Close your eyes and imagine the typical classroom. Chances are that you imagined a middle-aged man, standing at a lectern, droning on about f/p/s electron orbitals or the civil war’s status quo antebellum socio-economic effect on the primarily agrarian communities of the southern United States.
Drone Professor Droning on about Drones
It is no surprise then that the neo-liberal educational model that has been around for quite some time has lost it’s effect as of late, and has been subject to several experiments on its improvement. Some of these experiments we read about in past weeks, some we read about this week, and some I have experienced and participated in as a part of my tenure as a perpetual student.
Khaled Adjerid PhD graduation, circa 2045
Jean Lacoste conducted one of his own experiments with his classroom of, from what I can surmise, can only be 100’s of students, by individualizing the content, making all of it available and allowing the students to pick and choose both how they consume the information and how they assess themselves. Unsurprisingly, the students all did well, had many fewer questions for him, and everyone was happy.
“I want each student to feel important…I want to reach every single student in the class….I decided to individualize the entire course…I developed numerous formative assessments so students could accurately evaluate their progress throughout the semester…Even my heavy email load was improved as nuisance policy/special consideration requests were replaced by thoughtful questions about course content. I haven’t had this much fun since I left the small classroom.”
How is this even a real thing? First off, this solution doesn’t work for 2 reasons. The first is that it requires the instructor to develop a wider array of content that the students are free to pick and choose from. The instructor spends time developing in class, online, digital, video, handouts, etc. content that the students then get to pick from at their leisure for a more personalized experience, as if it were a Starbucks menu.
“I’ll have the grande online lecture with a venti homework and a skim final exam please”
Secondly, it doesn’t solve the problem that the author outlines in the introduction where he says that he doesn’t feel that he can connect personally with the students and the students don’t feel the professor can give enough feedback to each student or learn their names. This can only be solved by getting to know each student, spending time with their assessments, meeting them in office hours, and having quality interactions with them. This is piled on top of all of the other duties they may have, thus promptly killing the professor.
“RIP in Peace Professor Lacoste, at least you knew our names”
I don’t want to be a negative Narendra, so I do want to point out that there are some of his methods that do contribute to a positive learning environment and a more personalized education. This does tend to give a sense of ownership to the learning and the material which can be a positive outcome, I just don’t feel that the entire learning, lesson plan, and assessment should be left to the students.
On a final note, there was a statement from the Carnes reading that stood out to me and I wanted to make a note of:

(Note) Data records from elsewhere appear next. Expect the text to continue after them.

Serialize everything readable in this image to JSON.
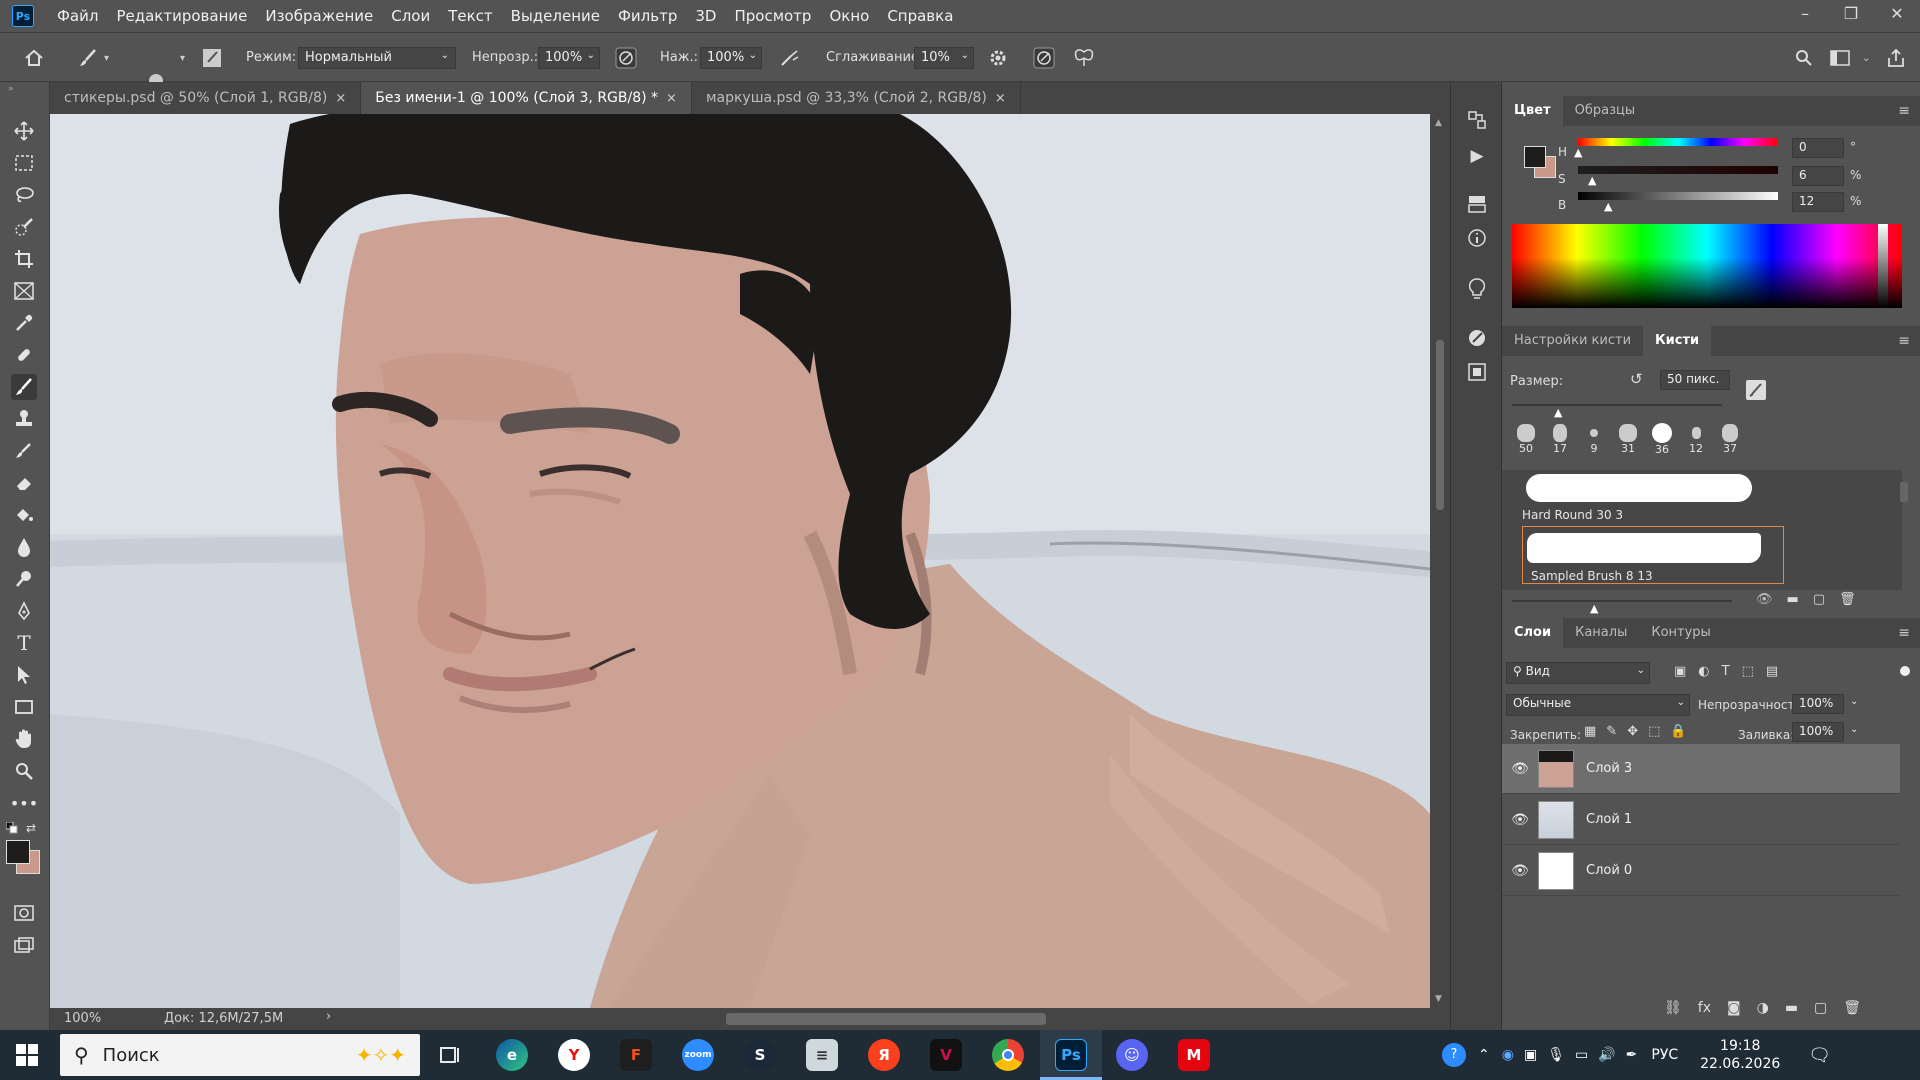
{
  "app": {
    "logo": "Ps"
  },
  "menu": [
    "Файл",
    "Редактирование",
    "Изображение",
    "Слои",
    "Текст",
    "Выделение",
    "Фильтр",
    "3D",
    "Просмотр",
    "Окно",
    "Справка"
  ],
  "window_controls": {
    "minimize": "–",
    "restore": "❐",
    "close": "✕"
  },
  "options": {
    "brush_size": "50",
    "mode_label": "Режим:",
    "mode_value": "Нормальный",
    "opacity_label": "Непрозр.:",
    "opacity_value": "100%",
    "pressure_label": "Наж.:",
    "pressure_value": "100%",
    "smoothing_label": "Сглаживание:",
    "smoothing_value": "10%"
  },
  "tabs": [
    {
      "label": "стикеры.psd @ 50% (Слой 1, RGB/8)",
      "close": "×"
    },
    {
      "label": "Без имени-1 @ 100% (Слой 3, RGB/8) *",
      "close": "×"
    },
    {
      "label": "маркуша.psd @ 33,3% (Слой 2, RGB/8)",
      "close": "×"
    }
  ],
  "status": {
    "zoom": "100%",
    "doc": "Док: 12,6M/27,5M",
    "arrow": "›"
  },
  "color_panel": {
    "tabs": [
      "Цвет",
      "Образцы"
    ],
    "h_label": "H",
    "h_value": "0",
    "h_unit": "°",
    "s_label": "S",
    "s_value": "6",
    "s_unit": "%",
    "b_label": "B",
    "b_value": "12",
    "b_unit": "%",
    "foreground": "#1f1d1c",
    "background": "#c99a8c"
  },
  "brush_panel": {
    "tabs": [
      "Настройки кисти",
      "Кисти"
    ],
    "size_label": "Размер:",
    "size_value": "50 пикс.",
    "presets": [
      "50",
      "17",
      "9",
      "31",
      "36",
      "12",
      "37"
    ],
    "brushes": [
      "Hard Round 30 3",
      "Sampled Brush 8 13"
    ]
  },
  "layers_panel": {
    "tabs": [
      "Слои",
      "Каналы",
      "Контуры"
    ],
    "filter": "Вид",
    "blend": "Обычные",
    "opacity_label": "Непрозрачность:",
    "opacity_value": "100%",
    "lock_label": "Закрепить:",
    "fill_label": "Заливка:",
    "fill_value": "100%",
    "layers": [
      {
        "name": "Слой 3",
        "selected": true
      },
      {
        "name": "Слой 1",
        "selected": false
      },
      {
        "name": "Слой 0",
        "selected": false
      }
    ]
  },
  "taskbar": {
    "search_placeholder": "Поиск",
    "lang": "РУС",
    "time": "19:18",
    "date": "22.06.2026",
    "apps": [
      "task-view",
      "edge",
      "yandex-browser",
      "figma",
      "zoom",
      "steam",
      "notepad",
      "yandex",
      "vk",
      "chrome",
      "photoshop",
      "discord",
      "mts"
    ]
  }
}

“No one can say that the future president of the Harvard Law Review (and of these United States) was not college material.”
– Mark C. Carnes
I disagree. The famous quote from Einstein that says about judging a fish’s worth by assessing it’s ability to fly always comes to mind. Not everyone is ‘cut out’ for every field and should be assessed by the same measure nor should they all be required to attend colleges. I have seen many engineering students who WERE NOT ENGINEERING MATERIAL. They tried at it many times, eventually, they found their home in AgSci, Business, or Psych; something ‘easier’ they admitted to me, to which I correct, “not easier, but more suited to their style of thinking and skill set”.
Others perhaps are not suited for college at all, rather for trade schools or apprenticeships, which were common and led to well paying careers up until the 70’s and 80’s before colleges became profit centers, not learning centers. These professions are now derided and looked down upon as being for the uneducated lower class, despite the fact that one who is successful in these trades can make well into the six figures, especially with an entrepreneurial mindset.
A plumber is one job they can’t outsource to China